The Mental Health and Wellbeing Act outlines how services are to communicate and provide treatment to people with mental illness, as well as a person's rights to make decisions about their care.
The Mental Health and Wellbeing Act 2022 replaced the Mental Health Act 2014 as of 1 September 2023.
The Mental Health and Wellbeing Act 2022 (the Act) promotes good mental health and wellbeing for all Victorians.
It has new rights-based principles that promote the values, preferences and views of Victorians with mental illness or psychological distress. The new principles guide how service providers should deliver assessment, treatment, care and support.
The 2022 Act has also strengthened safeguards that align with the dignity and autonomy principle.
Treatment with dignity and autonomy
The Act promotes voluntary treatment in preference to compulsory treatment wherever possible.
It requires that mental health and wellbeing services are provided to a person living with mental illness or psychological distress with the least possible restriction of their rights, dignity and autonomy with the aim of promoting their recovery and full participation in community life.
Communication about treatment and rights
The Act includes requirements to promote and assist communication between practitioners and people with mental illness and their families, carers and supporters.
These measures support people receiving mental health and wellbeing services to understand their rights and make decisions about their assessment, treatment and care.
Decisions about care
The Act introduces new rights based decision-making principles for treatment and interventions. Decision makers must give ‘proper consideration’ to these principles when exercising a power or making a decision about a person’s assessment, treatment and care.
Core principles and objectives of the Act
Several core principles and objectives underpin the Act, including:
- Assessment and treatment within mental health services are provided in the least intrusive and restrictive way
- People are supported to make and participate in decisions about their assessment, treatment and recovery
- The rights, dignity and autonomy of people accessing services are protected and promoted at all times
- Priority is given to care and support that are holistic and responsive to individual needs
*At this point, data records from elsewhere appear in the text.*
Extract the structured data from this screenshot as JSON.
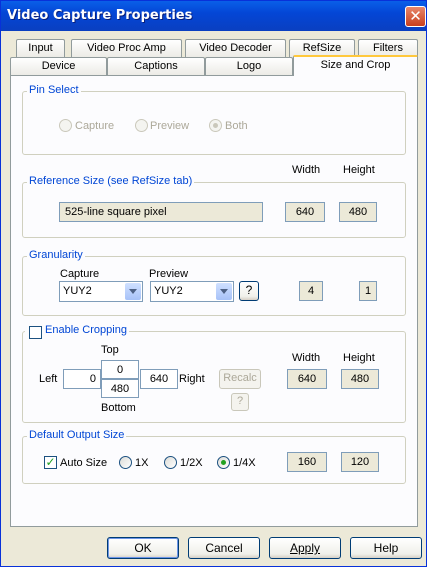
{
  "window": {
    "title": "Video Capture Properties",
    "close_glyph": "✕"
  },
  "tabs": {
    "row1": [
      "Input",
      "Video Proc Amp",
      "Video Decoder",
      "RefSize",
      "Filters"
    ],
    "row2": [
      "Device",
      "Captions",
      "Logo",
      "Size and Crop"
    ],
    "active": "Size and Crop"
  },
  "pin_select": {
    "label": "Pin Select",
    "options": [
      "Capture",
      "Preview",
      "Both"
    ],
    "selected": "Both"
  },
  "reference_size": {
    "label": "Reference Size  (see RefSize tab)",
    "width_header": "Width",
    "height_header": "Height",
    "format": "525-line square pixel",
    "width": "640",
    "height": "480"
  },
  "granularity": {
    "label": "Granularity",
    "capture_label": "Capture",
    "preview_label": "Preview",
    "capture_value": "YUY2",
    "preview_value": "YUY2",
    "help_label": "?",
    "width": "4",
    "height": "1"
  },
  "cropping": {
    "label": "Enable Cropping",
    "checked": false,
    "top_label": "Top",
    "bottom_label": "Bottom",
    "left_label": "Left",
    "right_label": "Right",
    "left": "0",
    "top": "0",
    "bottom": "480",
    "right": "640",
    "recalc_label": "Recalc",
    "help_label": "?",
    "width_header": "Width",
    "height_header": "Height",
    "width": "640",
    "height": "480"
  },
  "default_output": {
    "label": "Default Output Size",
    "auto_size_label": "Auto Size",
    "auto_size_checked": true,
    "check_glyph": "✓",
    "options": [
      "1X",
      "1/2X",
      "1/4X"
    ],
    "selected": "1/4X",
    "width": "160",
    "height": "120"
  },
  "buttons": {
    "ok": "OK",
    "cancel": "Cancel",
    "apply": "Apply",
    "help": "Help"
  }
}
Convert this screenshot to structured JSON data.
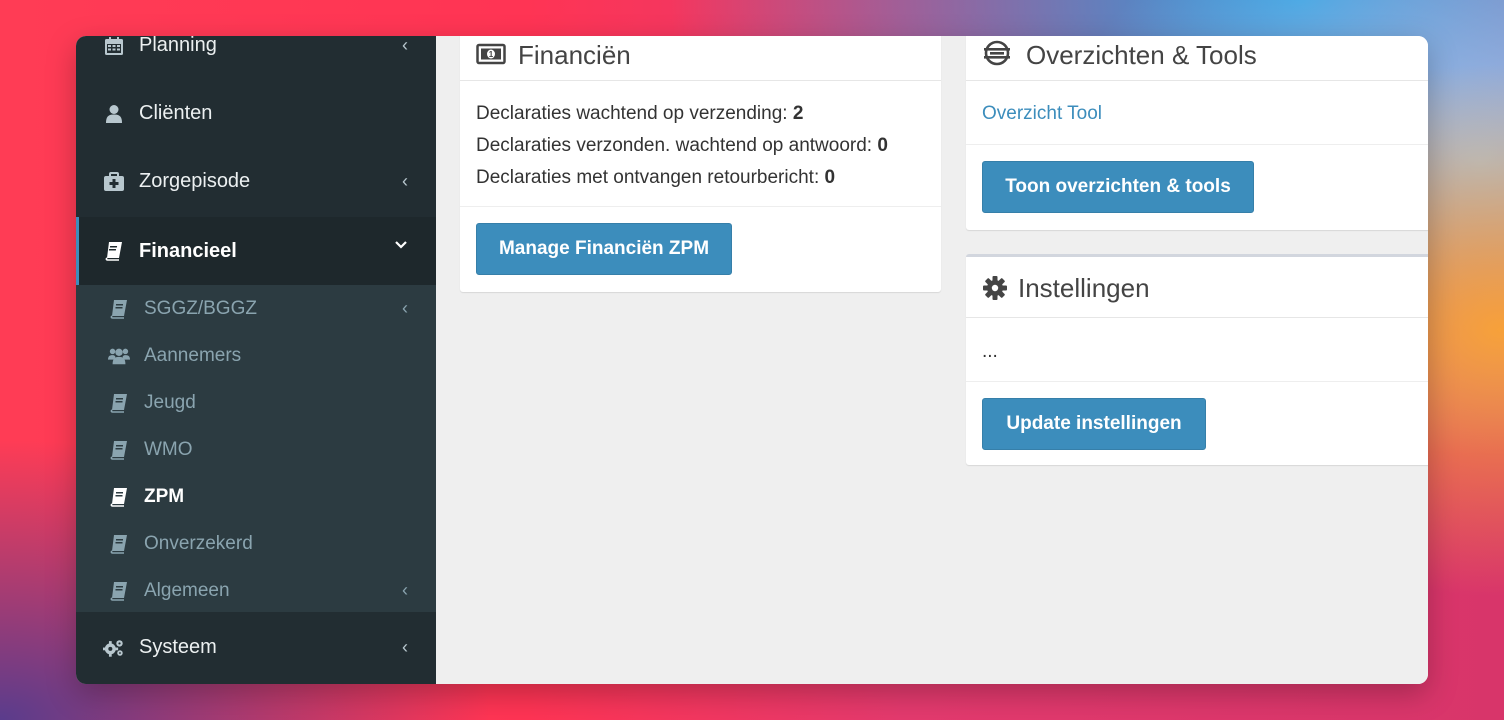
{
  "sidebar": {
    "items": [
      {
        "label": "Planning",
        "icon": "calendar-icon",
        "chevron": "‹"
      },
      {
        "label": "Cliënten",
        "icon": "user-icon",
        "chevron": ""
      },
      {
        "label": "Zorgepisode",
        "icon": "medkit-icon",
        "chevron": "‹"
      },
      {
        "label": "Financieel",
        "icon": "book-icon",
        "chevron": "⌄"
      },
      {
        "label": "Systeem",
        "icon": "gears-icon",
        "chevron": "‹"
      }
    ],
    "submenu": [
      {
        "label": "SGGZ/BGGZ",
        "icon": "book-icon",
        "chevron": "‹"
      },
      {
        "label": "Aannemers",
        "icon": "users-icon",
        "chevron": ""
      },
      {
        "label": "Jeugd",
        "icon": "book-icon",
        "chevron": ""
      },
      {
        "label": "WMO",
        "icon": "book-icon",
        "chevron": ""
      },
      {
        "label": "ZPM",
        "icon": "book-icon",
        "chevron": ""
      },
      {
        "label": "Onverzekerd",
        "icon": "book-icon",
        "chevron": ""
      },
      {
        "label": "Algemeen",
        "icon": "book-icon",
        "chevron": "‹"
      }
    ]
  },
  "financien": {
    "title": "Financiën",
    "icon": "money-icon",
    "lines": [
      {
        "label": "Declaraties wachtend op verzending: ",
        "value": "2"
      },
      {
        "label": "Declaraties verzonden. wachtend op antwoord: ",
        "value": "0"
      },
      {
        "label": "Declaraties met ontvangen retourbericht: ",
        "value": "0"
      }
    ],
    "button": "Manage Financiën ZPM"
  },
  "overzichten": {
    "title": "Overzichten & Tools",
    "icon": "list-circle-icon",
    "link": "Overzicht Tool",
    "button": "Toon overzichten & tools"
  },
  "instellingen": {
    "title": "Instellingen",
    "icon": "gear-icon",
    "body": "...",
    "button": "Update instellingen"
  },
  "colors": {
    "sidebar_bg": "#222d32",
    "submenu_bg": "#2c3b41",
    "accent": "#3c8dbc"
  }
}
- The wellbeing and safety of children and young people are protected and prioritised
- Carers are recognised and supported in decisions about treatment and care
Find out more about the mental health and wellbeing principles.